The victim, Tornike Bubuteishvili, stands in front of a hotel built on his land, and explains how the authorities first said they would just build a road.
His is a story of intimidation from local politicians and promised compensation never delivered.
“Imagine you realise that the land is no longer yours”
The next video shows how attempts to seek justice can get bogged down in the courts.
In this video the victim tells how the court decided he did not have adequate proof that he owned his land, after builders started construction there without any notice. He was only offered reimbursement afterwards. In another case, the victim challenged the judge by asking: “why would I sign away my land, when it is all I have?” The judge apparently told him to be more careful with his words.
“I told them I have a garden here, and they are seizing it too”
Finally, an interview showing the insecurity caused by living in legal limbo when you cannot clarify your land tenure. The lady interviewed speaks of her fears that the land she has worked for a lifetime may be seized.
This problem is not limited to Georgia.
Around the world, land three times the size of Georgia was sold or leased in large-scale deals in 2008-2009.
Corruption risks are high. More than one out of every 10 people who contacted a land authority reported paying a bribe, according a 2009 69 country/territory survey.
Meanwhile, our 2010 survey of 3000 senior business executives suggests bribes are more likely in construction, real estate and property than the sectors just regulated by new EU rules – the extractive and logging sectors.
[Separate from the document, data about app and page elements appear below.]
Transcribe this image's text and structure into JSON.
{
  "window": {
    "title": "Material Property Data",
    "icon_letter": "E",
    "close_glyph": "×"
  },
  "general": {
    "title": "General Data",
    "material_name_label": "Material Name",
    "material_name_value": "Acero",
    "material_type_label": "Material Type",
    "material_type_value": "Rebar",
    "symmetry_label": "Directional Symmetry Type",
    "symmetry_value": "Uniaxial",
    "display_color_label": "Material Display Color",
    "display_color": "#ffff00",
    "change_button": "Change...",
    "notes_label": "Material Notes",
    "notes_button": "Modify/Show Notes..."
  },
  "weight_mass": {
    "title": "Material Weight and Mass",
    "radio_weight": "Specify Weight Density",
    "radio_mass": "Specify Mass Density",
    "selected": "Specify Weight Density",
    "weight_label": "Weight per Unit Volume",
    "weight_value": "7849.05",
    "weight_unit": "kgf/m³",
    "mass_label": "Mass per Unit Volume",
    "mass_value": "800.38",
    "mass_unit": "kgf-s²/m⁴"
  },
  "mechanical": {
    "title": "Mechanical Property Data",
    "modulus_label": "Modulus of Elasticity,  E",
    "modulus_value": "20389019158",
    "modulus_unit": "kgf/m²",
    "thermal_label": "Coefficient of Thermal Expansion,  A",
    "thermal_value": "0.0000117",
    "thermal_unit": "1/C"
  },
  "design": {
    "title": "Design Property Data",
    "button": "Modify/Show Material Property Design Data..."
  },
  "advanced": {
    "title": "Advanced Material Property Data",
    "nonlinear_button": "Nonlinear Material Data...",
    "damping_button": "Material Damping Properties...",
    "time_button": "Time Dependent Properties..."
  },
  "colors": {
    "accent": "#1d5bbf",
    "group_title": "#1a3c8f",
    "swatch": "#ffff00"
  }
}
With more land grabbing stories emerging all over the world, do you think we will be seeing more stories like these in future?